Canada needs to do much more to learn the effects unpaid internships have on the youth labour market. Collecting the necessary data is the place to start.


 
Filed under:

Why unpaid internships mean inequality of opportunity

  1. Getting young people to work for free…..another cheapskate American idea we’ve imported.

    Why are we always putting barriers in the way while claiming we want a qualified educated workforce?

    Universal education and then pay people to work….doesn’t have to be lavish starting out….but ‘a workman is worthy of his wages.’

    • True. Unpaid internships are dumb unless you need training to be of any use to your employer, which isn’t usually the case. As a student, I would take minimum wage for a while if it lead to more promising career opportunities.

  2. Yeah, that’s a job winning entry on a resume – “unpaid intern”.

  3. Does Macleans have a policy on deleting comments that I can read? I am curious to know why my comments get deleted when I don’t use naughty language.

    Does Moffatt have such a fragile ego he needs protection from people who think it is idiotic to have a white male Western professor write about inequality issues? This article is embarrassing, or at least it should be, because Moffatt tells us what he ‘knows’ about inequality of opportunity even tho he has no stats, info or facts of any kind.

    I would also like to learn why Canadian journos are such keen censors of opinion that diverges from Liberal orthodoxy. Canadian msm has to be least diverse profession in Canada – white faces abound – why is it acceptable to our white journos to have msm and an ethnic media? We don’t have mainstream accountants, doctors and lawyers and ethnic accountants, doctors and lawyers, so I wonder why does our msm practice such segregation?

    • ” We don’t have mainstream accountants, doctors and lawyers and ethnic accountants, doctors and lawyers”

      Yeah we do. There are plenty of professionals where I live who primarily – even exclusively – service their ethnic community. And as for the MSM and ethnic media, the ethnic media often service their communities in their own language and focus on issues of greater interest to them than to society as a whole. It’s called niche marketing.

  4. Duh… have a sense of humor. It will get you very far in internships, jobs, relationships and life. That’s it.
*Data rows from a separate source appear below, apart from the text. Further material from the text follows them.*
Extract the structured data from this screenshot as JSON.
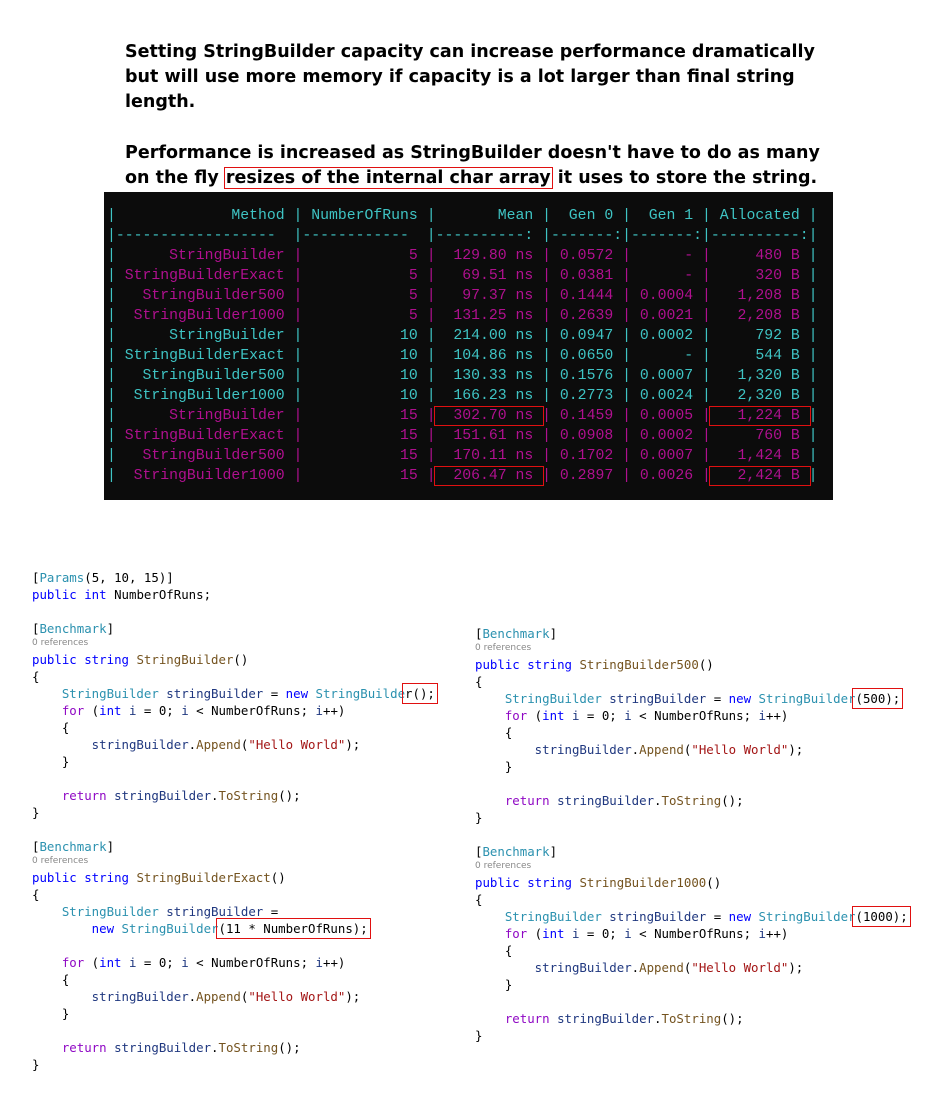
{
  "intro": {
    "para1": "Setting StringBuilder capacity can increase performance dramatically but will use more memory if capacity is a lot larger than final string length.",
    "para2_before": "Performance is increased as StringBuilder doesn't have to do as many on the fly ",
    "para2_highlight": "resizes of the internal char array",
    "para2_after": " it uses to store the string."
  },
  "colors": {
    "magenta_rows": "#b0108f",
    "cyan_rows": "#3fc4c4",
    "highlight_box": "#e01010",
    "terminal_bg": "#0c0c0c"
  },
  "table": {
    "headers": [
      "Method",
      "NumberOfRuns",
      "Mean",
      "Gen 0",
      "Gen 1",
      "Allocated"
    ],
    "separator": [
      "------------------ ",
      "------------ ",
      "----------:",
      "-------:",
      "-------:",
      "----------:"
    ],
    "rows": [
      {
        "color": "magenta",
        "cells": [
          "StringBuilder",
          "5",
          "129.80 ns",
          "0.0572",
          "-",
          "480 B"
        ]
      },
      {
        "color": "magenta",
        "cells": [
          "StringBuilderExact",
          "5",
          "69.51 ns",
          "0.0381",
          "-",
          "320 B"
        ]
      },
      {
        "color": "magenta",
        "cells": [
          "StringBuilder500",
          "5",
          "97.37 ns",
          "0.1444",
          "0.0004",
          "1,208 B"
        ]
      },
      {
        "color": "magenta",
        "cells": [
          "StringBuilder1000",
          "5",
          "131.25 ns",
          "0.2639",
          "0.0021",
          "2,208 B"
        ]
      },
      {
        "color": "cyan",
        "cells": [
          "StringBuilder",
          "10",
          "214.00 ns",
          "0.0947",
          "0.0002",
          "792 B"
        ]
      },
      {
        "color": "cyan",
        "cells": [
          "StringBuilderExact",
          "10",
          "104.86 ns",
          "0.0650",
          "-",
          "544 B"
        ]
      },
      {
        "color": "cyan",
        "cells": [
          "StringBuilder500",
          "10",
          "130.33 ns",
          "0.1576",
          "0.0007",
          "1,320 B"
        ]
      },
      {
        "color": "cyan",
        "cells": [
          "StringBuilder1000",
          "10",
          "166.23 ns",
          "0.2773",
          "0.0024",
          "2,320 B"
        ]
      },
      {
        "color": "magenta",
        "cells": [
          "StringBuilder",
          "15",
          "302.70 ns",
          "0.1459",
          "0.0005",
          "1,224 B"
        ],
        "highlighted": [
          2,
          5
        ]
      },
      {
        "color": "magenta",
        "cells": [
          "StringBuilderExact",
          "15",
          "151.61 ns",
          "0.0908",
          "0.0002",
          "760 B"
        ]
      },
      {
        "color": "magenta",
        "cells": [
          "StringBuilder500",
          "15",
          "170.11 ns",
          "0.1702",
          "0.0007",
          "1,424 B"
        ]
      },
      {
        "color": "magenta",
        "cells": [
          "StringBuilder1000",
          "15",
          "206.47 ns",
          "0.2897",
          "0.0026",
          "2,424 B"
        ],
        "highlighted": [
          2,
          5
        ]
      }
    ]
  },
  "code_left": [
    [
      [
        "[",
        "p"
      ],
      [
        "Params",
        "t"
      ],
      [
        "(5, 10, 15)]",
        "p"
      ]
    ],
    [
      [
        "public",
        "k"
      ],
      [
        " int",
        "k"
      ],
      [
        " NumberOfRuns;",
        "p"
      ]
    ],
    [],
    [
      [
        "[",
        "p"
      ],
      [
        "Benchmark",
        "t"
      ],
      [
        "]",
        "p"
      ]
    ],
    "0 references",
    [
      [
        "public",
        "k"
      ],
      [
        " string",
        "k"
      ],
      [
        " StringBuilder",
        "m"
      ],
      [
        "()",
        "p"
      ]
    ],
    [
      [
        "{",
        "p"
      ]
    ],
    [
      [
        "    StringBuilder",
        "t"
      ],
      [
        " stringBuilder",
        "v"
      ],
      [
        " = ",
        "p"
      ],
      [
        "new",
        "k"
      ],
      [
        " StringBuilde",
        "t"
      ],
      [
        "r();",
        "hl"
      ]
    ],
    [
      [
        "    for",
        "c"
      ],
      [
        " (",
        "p"
      ],
      [
        "int",
        "k"
      ],
      [
        " i",
        "v"
      ],
      [
        " = 0; ",
        "p"
      ],
      [
        "i",
        "v"
      ],
      [
        " < NumberOfRuns; ",
        "p"
      ],
      [
        "i",
        "v"
      ],
      [
        "++)",
        "p"
      ]
    ],
    [
      [
        "    {",
        "p"
      ]
    ],
    [
      [
        "        stringBuilder",
        "v"
      ],
      [
        ".",
        "p"
      ],
      [
        "Append",
        "m"
      ],
      [
        "(",
        "p"
      ],
      [
        "\"Hello World\"",
        "s"
      ],
      [
        ");",
        "p"
      ]
    ],
    [
      [
        "    }",
        "p"
      ]
    ],
    [],
    [
      [
        "    return",
        "c"
      ],
      [
        " stringBuilder",
        "v"
      ],
      [
        ".",
        "p"
      ],
      [
        "ToString",
        "m"
      ],
      [
        "();",
        "p"
      ]
    ],
    [
      [
        "}",
        "p"
      ]
    ],
    [],
    [
      [
        "[",
        "p"
      ],
      [
        "Benchmark",
        "t"
      ],
      [
        "]",
        "p"
      ]
    ],
    "0 references",
    [
      [
        "public",
        "k"
      ],
      [
        " string",
        "k"
      ],
      [
        " StringBuilderExact",
        "m"
      ],
      [
        "()",
        "p"
      ]
    ],
    [
      [
        "{",
        "p"
      ]
    ],
    [
      [
        "    StringBuilder",
        "t"
      ],
      [
        " stringBuilder",
        "v"
      ],
      [
        " =",
        "p"
      ]
    ],
    [
      [
        "        new",
        "k"
      ],
      [
        " StringBuilder",
        "t"
      ],
      [
        "(11 * NumberOfRuns);",
        "hl"
      ]
    ],
    [],
    [
      [
        "    for",
        "c"
      ],
      [
        " (",
        "p"
      ],
      [
        "int",
        "k"
      ],
      [
        " i",
        "v"
      ],
      [
        " = 0; ",
        "p"
      ],
      [
        "i",
        "v"
      ],
      [
        " < NumberOfRuns; ",
        "p"
      ],
      [
        "i",
        "v"
      ],
      [
        "++)",
        "p"
      ]
    ],
    [
      [
        "    {",
        "p"
      ]
    ],
    [
      [
        "        stringBuilder",
        "v"
      ],
      [
        ".",
        "p"
      ],
      [
        "Append",
        "m"
      ],
      [
        "(",
        "p"
      ],
      [
        "\"Hello World\"",
        "s"
      ],
      [
        ");",
        "p"
      ]
    ],
    [
      [
        "    }",
        "p"
      ]
    ],
    [],
    [
      [
        "    return",
        "c"
      ],
      [
        " stringBuilder",
        "v"
      ],
      [
        ".",
        "p"
      ],
      [
        "ToString",
        "m"
      ],
      [
        "();",
        "p"
      ]
    ],
    [
      [
        "}",
        "p"
      ]
    ]
  ],
  "code_right": [
    [
      [
        "[",
        "p"
      ],
      [
        "Benchmark",
        "t"
      ],
      [
        "]",
        "p"
      ]
    ],
    "0 references",
    [
      [
        "public",
        "k"
      ],
      [
        " string",
        "k"
      ],
      [
        " StringBuilder500",
        "m"
      ],
      [
        "()",
        "p"
      ]
    ],
    [
      [
        "{",
        "p"
      ]
    ],
    [
      [
        "    StringBuilder",
        "t"
      ],
      [
        " stringBuilder",
        "v"
      ],
      [
        " = ",
        "p"
      ],
      [
        "new",
        "k"
      ],
      [
        " StringBuilder",
        "t"
      ],
      [
        "(500);",
        "hl"
      ]
    ],
    [
      [
        "    for",
        "c"
      ],
      [
        " (",
        "p"
      ],
      [
        "int",
        "k"
      ],
      [
        " i",
        "v"
      ],
      [
        " = 0; ",
        "p"
      ],
      [
        "i",
        "v"
      ],
      [
        " < NumberOfRuns; ",
        "p"
      ],
      [
        "i",
        "v"
      ],
      [
        "++)",
        "p"
      ]
    ],
    [
      [
        "    {",
        "p"
      ]
    ],
    [
      [
        "        stringBuilder",
        "v"
      ],
      [
        ".",
        "p"
      ],
      [
        "Append",
        "m"
      ],
      [
        "(",
        "p"
      ],
      [
        "\"Hello World\"",
        "s"
      ],
      [
        ");",
        "p"
      ]
    ],
    [
      [
        "    }",
        "p"
      ]
    ],
    [],
    [
      [
        "    return",
        "c"
      ],
      [
        " stringBuilder",
        "v"
      ],
      [
        ".",
        "p"
      ],
      [
        "ToString",
        "m"
      ],
      [
        "();",
        "p"
      ]
    ],
    [
      [
        "}",
        "p"
      ]
    ],
    [],
    [
      [
        "[",
        "p"
      ],
      [
        "Benchmark",
        "t"
      ],
      [
        "]",
        "p"
      ]
    ],
    "0 references",
    [
      [
        "public",
        "k"
      ],
      [
        " string",
        "k"
      ],
      [
        " StringBuilder1000",
        "m"
      ],
      [
        "()",
        "p"
      ]
    ],
    [
      [
        "{",
        "p"
      ]
    ],
    [
      [
        "    StringBuilder",
        "t"
      ],
      [
        " stringBuilder",
        "v"
      ],
      [
        " = ",
        "p"
      ],
      [
        "new",
        "k"
      ],
      [
        " StringBuilder",
        "t"
      ],
      [
        "(1000);",
        "hl"
      ]
    ],
    [
      [
        "    for",
        "c"
      ],
      [
        " (",
        "p"
      ],
      [
        "int",
        "k"
      ],
      [
        " i",
        "v"
      ],
      [
        " = 0; ",
        "p"
      ],
      [
        "i",
        "v"
      ],
      [
        " < NumberOfRuns; ",
        "p"
      ],
      [
        "i",
        "v"
      ],
      [
        "++)",
        "p"
      ]
    ],
    [
      [
        "    {",
        "p"
      ]
    ],
    [
      [
        "        stringBuilder",
        "v"
      ],
      [
        ".",
        "p"
      ],
      [
        "Append",
        "m"
      ],
      [
        "(",
        "p"
      ],
      [
        "\"Hello World\"",
        "s"
      ],
      [
        ");",
        "p"
      ]
    ],
    [
      [
        "    }",
        "p"
      ]
    ],
    [],
    [
      [
        "    return",
        "c"
      ],
      [
        " stringBuilder",
        "v"
      ],
      [
        ".",
        "p"
      ],
      [
        "ToString",
        "m"
      ],
      [
        "();",
        "p"
      ]
    ],
    [
      [
        "}",
        "p"
      ]
    ]
  ]
}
  5. The generation that is in their early 20’s right through age 35 has been one of the most economically disadvantaged, perhaps since the great depression, in terms of employment. Employers (all too often with union cooperation) have established two tier wage structures in which the young, who need the income the most to form families, get paid less for the same work. But, the greed just grows. Why pay a little when you can pay NOTHING?

    We are pretty shortsighted. This generation will not be having the children Canada needs to carry the future burdens, and to grow our nation economically or any other way.

    The article points out that wealthier young adults can survive this, by help from their parents. But, that is no substitute for the achievement of making one’s own way in the world. It takes that pride in oneself to be ambitious and take future risks.

  6. Who are you to tell me I can not work for free to gain experience and training? Do not ever force me to do it but do not stop me if I want to! This is a discussion about freedom!

    • That’s the problem, however. Many of these professional designations require some amount of work from unpaid interns in order to achieve your credential. If you want to be a lawyer or doctor, for example you *are* forced to do it.

      • In general you are quite right, esp. in glamour positions like th arts. But the specific example of law is incorrect – yes you are forced to do a certain amount of work before you are qualified, but it is paid.

  7. I’m currently an unpaid UNHCR Intern, I’m paying my way with savings from previous professional paid work, and my contract stipulates that I’m not eligible to apply for a paid UN position for 6 months following the internship (to offset the risk of a rich-nations recruitment bias). Maybe it’ll look good on my resume (though given the job title, maybe not), but its primarily intended as a charitable donation. That said, unpaid internships with for-profit organisations are ridiculous, and should be investigated by the education and/or labour ministries.

Sign in to comment.